MEMPHIS, Tenn.– There was a full house for Monday night’s Memphis-Shelby County Schools community meeting to discuss the fate of four schools.
The meeting comes as the deadline approaches to make a decision regarding the controversial “3G” bill involving three schools in Germantown.
The district said the meeting was all about informing families and dozens of parents and students showed up to let their voices be heard.
There was only standing room at the Memphis-Shelby County community meeting in Cordova to discuss options moving forward with students and staff at Germantown Elementary, Middle and High schools along with Lucy Elementary in Millington.
The conversation comes after Tennesee lawmakers based a new bill that prohibits Memphis-Shelby County Schools from operating schools within the boundaries of another district starting July 1 of next year unless there is a written agreement.
The law could change things for students like 8-year-old Frances Schnell, a 3rd grader at Germantown Elementary who’s zoned for a different school.
“I like my friends I like my teachers and I feel like I’m a lot smarter there,” Schnell said.
Her father Gabriel who is a Germantown High teacher was among the concerned parents in the crowd.
“I feel like the stability of our children should be our number one concern.. and her being stolen away from her friends and awesome teachers that’s devastating,” he said.
The district discussed options for the 4,000 students impacted.

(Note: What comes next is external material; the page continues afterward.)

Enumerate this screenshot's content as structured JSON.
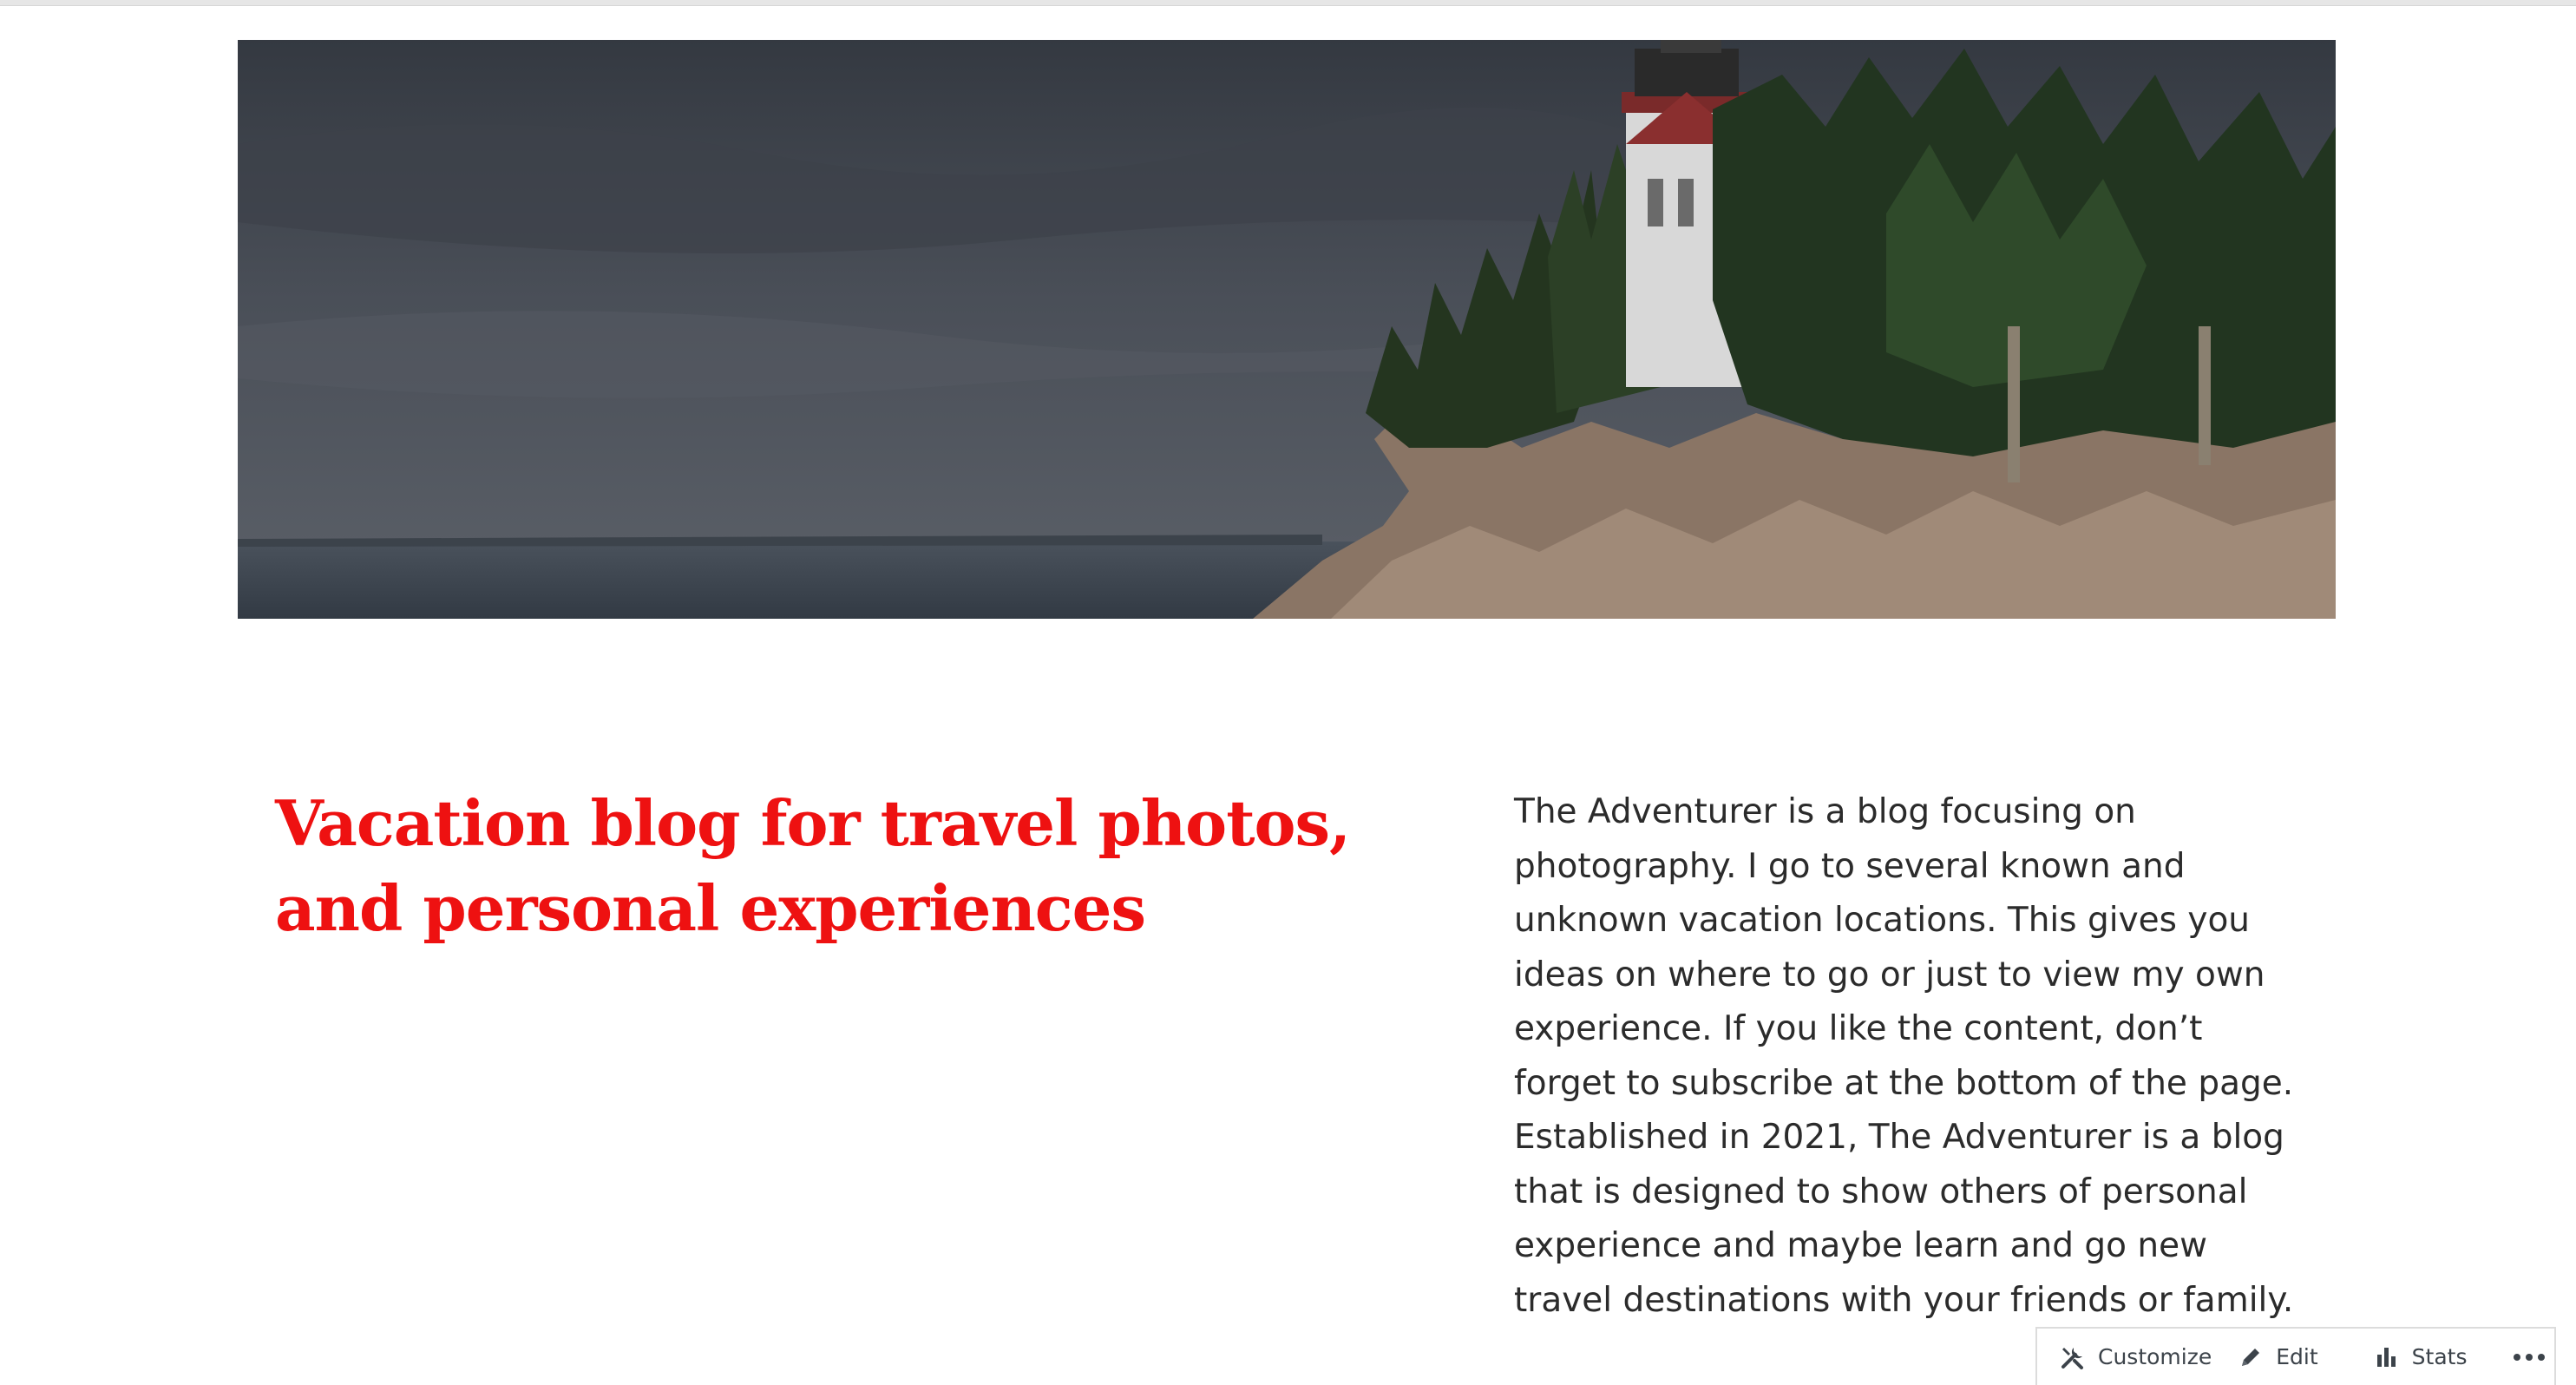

They announced its exploring options to maintain the buildings, seek funding for new schools, and potentially bus students to other MSCS campuses.
“Our parents have said they desire and deserve to keep our athletic teams together, our staff together, and keep our students together,” said MSCS spokesperson Dr. Cathryn Stout.
They are options Germantown High junior Isabelle Nieves and 9th grader Evan Miller hope won’t ruin their advanced diploma program.
“I’m not going to be able to finish because of what’s happening and my credits won’t transfer next year,” Nieves said.
“I’m just worried that this entire time I spent working up to this point will have been wasted,” Miller said.
With no shortage of school pride in the building, students let it be known with their voices and signs that they want “to save the G”
“So saving that it doesn’t mean save the building, just save the three schools, it means save the people,” said Germantown High senior Maya Mitchell.
“We’re all together in this. You save one person, you save everybody else,” said senior Daijah Beasley.
If no agreement is reached, MSCS will be required to transfer ownership of the buildings. Some believe the schools would be torn down and students would be sent elsewhere.
We did reach out to Germantown Schools but have yet to hear back.